Unlike the long Hollywood tradition of King Kong and Mighty Joe oung, Gorillas seems to be rather non-aggressive, though silverbacks will vigorously attack threats to their group, e.g. from a human or another gorilla.

The large canine teeth of the male are exclusively for competitive displays --and occasional combat -- with other males. I have read of male gorillas dying of infections probably resulting from other males' bites.

5 size

Gorillas are highly dimorphic, i.e. show great sexual differences in size (dimorphism). Males weigh between 140 and 180 kg; females about one half that.

6 conservation

The "Gorilla" video reveals the serious problems facing survival of gorillas; loss of habitat due to human farming needs and the dangers of poachers.

Dian Fossey, alive when this video was made, spent a many years studying gorillas and working recklessly to preserve them. She was murdered in her camp in 1985. See Fossey (1983) and Montgomery (1991).

7 psychological research--"mind?"

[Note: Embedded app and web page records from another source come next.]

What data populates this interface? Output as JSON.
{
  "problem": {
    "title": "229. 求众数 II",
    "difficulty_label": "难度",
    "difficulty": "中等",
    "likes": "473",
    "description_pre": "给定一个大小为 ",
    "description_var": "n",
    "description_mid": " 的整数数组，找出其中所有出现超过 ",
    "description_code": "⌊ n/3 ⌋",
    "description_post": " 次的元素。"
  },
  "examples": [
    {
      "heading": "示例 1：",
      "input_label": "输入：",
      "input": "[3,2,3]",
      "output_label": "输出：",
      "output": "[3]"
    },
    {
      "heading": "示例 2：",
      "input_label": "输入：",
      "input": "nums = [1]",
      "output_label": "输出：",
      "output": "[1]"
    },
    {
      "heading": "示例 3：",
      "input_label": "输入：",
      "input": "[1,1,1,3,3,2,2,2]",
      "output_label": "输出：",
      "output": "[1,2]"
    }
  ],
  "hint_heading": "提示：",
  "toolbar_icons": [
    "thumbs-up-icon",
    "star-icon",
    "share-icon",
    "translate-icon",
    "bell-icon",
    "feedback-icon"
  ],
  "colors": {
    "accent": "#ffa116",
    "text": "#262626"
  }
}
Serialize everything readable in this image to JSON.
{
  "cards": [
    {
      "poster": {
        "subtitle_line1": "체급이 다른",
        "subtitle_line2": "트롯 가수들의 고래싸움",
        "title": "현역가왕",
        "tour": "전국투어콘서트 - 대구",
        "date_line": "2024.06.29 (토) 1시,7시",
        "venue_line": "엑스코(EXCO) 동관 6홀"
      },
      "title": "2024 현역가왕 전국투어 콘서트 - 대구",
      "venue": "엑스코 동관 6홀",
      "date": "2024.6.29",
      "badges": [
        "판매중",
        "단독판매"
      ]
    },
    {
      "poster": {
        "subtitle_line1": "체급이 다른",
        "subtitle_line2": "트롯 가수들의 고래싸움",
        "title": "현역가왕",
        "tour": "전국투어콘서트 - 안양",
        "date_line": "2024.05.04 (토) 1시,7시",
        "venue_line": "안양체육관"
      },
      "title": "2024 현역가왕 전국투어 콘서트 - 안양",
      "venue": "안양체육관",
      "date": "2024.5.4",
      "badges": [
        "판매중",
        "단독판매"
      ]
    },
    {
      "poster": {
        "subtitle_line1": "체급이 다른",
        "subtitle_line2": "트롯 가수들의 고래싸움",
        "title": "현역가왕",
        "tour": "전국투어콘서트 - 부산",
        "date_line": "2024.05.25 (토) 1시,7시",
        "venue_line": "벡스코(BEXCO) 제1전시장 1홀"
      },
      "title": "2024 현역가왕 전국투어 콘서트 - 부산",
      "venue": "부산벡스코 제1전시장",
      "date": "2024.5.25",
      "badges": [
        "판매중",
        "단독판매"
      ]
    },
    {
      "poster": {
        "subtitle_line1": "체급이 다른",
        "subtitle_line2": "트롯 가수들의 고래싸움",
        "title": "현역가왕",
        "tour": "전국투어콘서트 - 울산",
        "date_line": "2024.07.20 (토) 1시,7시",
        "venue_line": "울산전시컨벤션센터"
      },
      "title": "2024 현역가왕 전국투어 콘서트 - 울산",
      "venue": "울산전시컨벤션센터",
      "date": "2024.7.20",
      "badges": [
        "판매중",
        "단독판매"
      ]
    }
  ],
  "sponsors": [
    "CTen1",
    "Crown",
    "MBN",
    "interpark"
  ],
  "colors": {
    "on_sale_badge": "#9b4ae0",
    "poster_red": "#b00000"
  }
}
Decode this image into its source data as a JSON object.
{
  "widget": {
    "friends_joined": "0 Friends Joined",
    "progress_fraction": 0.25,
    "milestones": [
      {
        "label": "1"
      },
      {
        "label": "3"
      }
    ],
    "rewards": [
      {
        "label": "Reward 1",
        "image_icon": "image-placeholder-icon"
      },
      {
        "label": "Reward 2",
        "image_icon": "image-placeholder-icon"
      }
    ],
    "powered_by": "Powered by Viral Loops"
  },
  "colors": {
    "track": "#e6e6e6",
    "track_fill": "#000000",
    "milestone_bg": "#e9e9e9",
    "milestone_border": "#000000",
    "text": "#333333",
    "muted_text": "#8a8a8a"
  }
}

Gorillas were virtually unknown to European and American scientists until 1842. The famous physiologist, Sherrington, about 1900, published an account of the gorilla's brain and nervous system showing its great similarity to humans. this inspired lots of speculation on their intellect.

Compared with chimps and other primates, little research has been done with gorillas. "Goma" the first zoo-born and home-raised gorilla is discussed in the video. It also includes the most famous recent project involving Koko a female that has been "taught" some manual signs. (Patterson et al, 1987).

Claims about these communicative behaviors should be interpreted with caution; anthropomorphism--putting a human interpretation on a nonhuman behavior-- is a potential problem. Gallup (1983) discussed in our readings, discusses the absence of mirror self-recognition in gorillas but not chimps. On other learning tasks, he reports gorilla performance is "largely indistinguishable from chimpanzees and orangutans. p.481"

Koko is also shown and discussed in the Chevalier-Skolnikoff, S. (1977) reading in connection with ape socialization potential.

See Gorilla Information from Busch Gardens for more details. (Use the arrow keys to move around in that document.)


Chevalier-Skolnikoff, S. (1977). A Piagetian model for describing and comparing socialization in monkey, ape, and human infants. In S. Chevalier- Skolnikoff F. E. Poirier (Eds.), Primate bio-social development (pp. 159-187). New York: Garland Publishing, Inc.

Fossey, D. (1983). Gorillas in the mist. Boston: Houghton Mifflin.

Gallup, G. C. (1983). Toward a comparative psychology of mind. In R. L. Mellgren (Ed.), Animal cognition and behavior (pp. 473-510). Amsterdam: North-Holland.

Leyton, A. S. F., & Sherrington, C. S. (1917). Observations on the excitable cortex of the chimpanzee, orangutan, and gorilla. Quarterly Journal of Experimental Physiology, 11, 135-222.

Montgomery, S. (1991). Walking with the great apes. Boston: Houghton Mifflin.

Patterson, F. G., Patterson, C. H., and Brentari, D. K. (1987). Language in child, chimp, and gorilla. American Psychologist, 42, 270-273.